Everyone has his or her favorite, and here is mine–Alexander MacLaren. He is another of the great Victorian Age preachers. He pastored for many years, most notably in Manchester, England and died in 1910. He was no where near the pastor Spurgeon was, and perhaps Spurgeon outranked him in a simple Gospel message, but otherwise he is without peer. When it comes to preaching what the Bible actually says, which I hope you would agree is the actual job of the preacher, MacLaren stands at the head of the class among preachers in the English language.

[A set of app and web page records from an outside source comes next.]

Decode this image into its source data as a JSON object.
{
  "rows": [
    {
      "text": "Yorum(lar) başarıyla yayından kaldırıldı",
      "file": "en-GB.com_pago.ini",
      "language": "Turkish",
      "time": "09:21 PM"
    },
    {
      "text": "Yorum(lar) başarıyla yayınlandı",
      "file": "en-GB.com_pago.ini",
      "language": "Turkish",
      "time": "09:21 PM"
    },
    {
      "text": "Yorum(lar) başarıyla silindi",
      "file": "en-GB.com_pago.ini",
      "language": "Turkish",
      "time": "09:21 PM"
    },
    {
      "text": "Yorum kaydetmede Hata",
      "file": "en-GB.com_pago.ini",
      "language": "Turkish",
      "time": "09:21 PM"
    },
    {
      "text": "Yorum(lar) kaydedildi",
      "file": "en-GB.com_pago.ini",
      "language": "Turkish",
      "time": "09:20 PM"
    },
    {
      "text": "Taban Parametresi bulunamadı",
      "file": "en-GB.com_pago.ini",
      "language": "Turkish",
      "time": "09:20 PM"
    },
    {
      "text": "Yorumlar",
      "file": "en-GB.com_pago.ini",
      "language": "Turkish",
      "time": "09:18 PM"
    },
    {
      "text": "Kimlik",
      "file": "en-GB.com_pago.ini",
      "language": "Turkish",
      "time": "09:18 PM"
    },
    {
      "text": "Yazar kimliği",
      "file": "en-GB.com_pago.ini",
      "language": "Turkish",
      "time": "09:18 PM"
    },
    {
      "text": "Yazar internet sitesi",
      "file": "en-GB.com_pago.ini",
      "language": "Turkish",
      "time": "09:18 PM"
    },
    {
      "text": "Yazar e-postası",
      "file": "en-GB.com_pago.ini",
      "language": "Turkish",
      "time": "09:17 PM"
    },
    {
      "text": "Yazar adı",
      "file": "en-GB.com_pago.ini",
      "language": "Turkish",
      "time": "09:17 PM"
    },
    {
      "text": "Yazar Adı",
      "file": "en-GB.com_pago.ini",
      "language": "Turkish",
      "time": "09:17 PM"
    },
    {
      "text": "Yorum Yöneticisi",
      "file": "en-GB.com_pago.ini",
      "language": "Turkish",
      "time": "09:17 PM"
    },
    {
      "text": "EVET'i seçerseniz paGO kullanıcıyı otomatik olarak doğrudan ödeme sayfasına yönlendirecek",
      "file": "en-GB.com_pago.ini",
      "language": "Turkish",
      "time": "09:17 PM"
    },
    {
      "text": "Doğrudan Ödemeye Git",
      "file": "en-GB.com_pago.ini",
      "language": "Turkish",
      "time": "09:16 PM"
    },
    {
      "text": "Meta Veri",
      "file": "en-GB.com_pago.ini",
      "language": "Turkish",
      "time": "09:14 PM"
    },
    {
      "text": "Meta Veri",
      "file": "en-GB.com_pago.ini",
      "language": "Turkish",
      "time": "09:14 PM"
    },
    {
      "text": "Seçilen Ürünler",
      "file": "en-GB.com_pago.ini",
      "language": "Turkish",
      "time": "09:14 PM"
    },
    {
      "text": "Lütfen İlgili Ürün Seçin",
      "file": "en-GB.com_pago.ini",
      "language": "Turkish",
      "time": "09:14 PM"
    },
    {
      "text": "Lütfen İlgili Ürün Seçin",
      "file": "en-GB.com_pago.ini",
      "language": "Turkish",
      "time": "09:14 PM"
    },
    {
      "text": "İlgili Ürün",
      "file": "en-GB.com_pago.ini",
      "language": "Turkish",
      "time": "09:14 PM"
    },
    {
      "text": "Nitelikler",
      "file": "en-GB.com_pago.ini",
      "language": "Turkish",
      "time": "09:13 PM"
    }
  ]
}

Looking at his awesome sermons you will find them pretty evenly divided between textual and expository and always with faithfulness to the text. The text never suggests some subject to him where he feels the need to imbibe us with his soapbox opinions. It’s just the Bible. You always feel a “Thus saith the Lord” when reading him. That is not to say they lack creativity. In fact, they overflow with imagination. His artistry, though, always stayed within the confines of what the text said. You might say his preaching was the perfect marriage of the science of exegeting the passage and the art of preaching it.
His colleagues readily admitted that he was a master craftsman. W. Robertson Nicoll, a prolific editor of his day, said: “A man who reads one of MacLaren’s sermons must either take his outline or take another text”. He further said, “MacLaren touched every text with a silver hammer and it broke up into three natural and memorable divisions.”
We might learn from MacLaren. When asked the secret of his success, he would reply in a word: work. Not that he denied the divine enabling by the Holy Spirit, he just admitted that it is work to dig out sermons. A lack of hard work in preparing a message likely means you don’t have much of a sermon. He so believed this that he always wore work boots to his study. To read his sermons is to believe he lived what he advised. He never followed fads in preaching, or concerned himself with a message for the times, as he felt the Bible carried a message for the ages. When speaking of power in preaching he said personal godliness was the first and greatest criteria. He put preaching at the top of his ministry. He saw it as the answer to every conceivable issue we might face in the ministry. You might say that is taking it too far, but could you admit our emphasis on the power of preaching is lacking today? As one writer described it, MacLaren’s motto of ministry could be summed as “This one thing I do.” This could be a powerful corrective to the trends of our day of pastors often working on the most trivial things while the greatest thing lies languishing under the weight of their busy schedules.
He shared a trait with most of those I would put in my greatest preacher category–an unusual personality. I don’t know why but they all have the most distinct peculiarities. Those who would try to interview him would be bewildered by its end and would likely learn nothing. He leaned heavily on his wife and would agonize over his sermons and often think them pitiful failures even when others were greatly blessed by them. Still, his sermons were phenomenal. David Larsen in his delightful The Company of the Preachers tells of one of his most memorable sermons. It was entitled “Mahanaim: Two Camps” on Genesis 32. Here’s the outline:
I. The angels of God meet us on the dusty road of common life
II. The angels of God meet us punctually at the hour of need
III. The angels of God come in the shape we need.
Look at the text–it’s there. I don’t know about you, but I call that an outline.
His messages collected in a set called Expositions of Holy Scripture (in either 11 or 17 volumes) contain the full set of his sermons. His sermons were originally given in various volumes, but this collection conveniently gathers them all in scriptural order. He also wrote great commentaries on Psalms and Colossians printed in The Expositor’s Bible and the helpful The Life of David Reflected in the Psalms. His sermons are as moving in print as they must have been when he delivered them.
For further study you could look for Life of Alexander MacLaren by David Williamson and Dr. McLaren of Manchester by E. T. McLaren (there is debate about the spelling of his last name). Warren Wiersbe’s Walking With The Giants, Ernest Jeffs’ Princes Of The Modern Pulpit, and W. Robertson Nicoll’s Princes of The Church all contain a great chapter on MacLaren.
To let you know how much I admire this man. Three years ago (2009) when my wife, Alicia, became paralyzed while carrying a child and we realized he would be our last one, I talked her into letting me name him. His first name would be Elisha for one of my favorite Bible characters. His middle name? You guessed it. MacLaren. Here’s a namesake for the man who in my opinion is the greatest preacher you could ever read.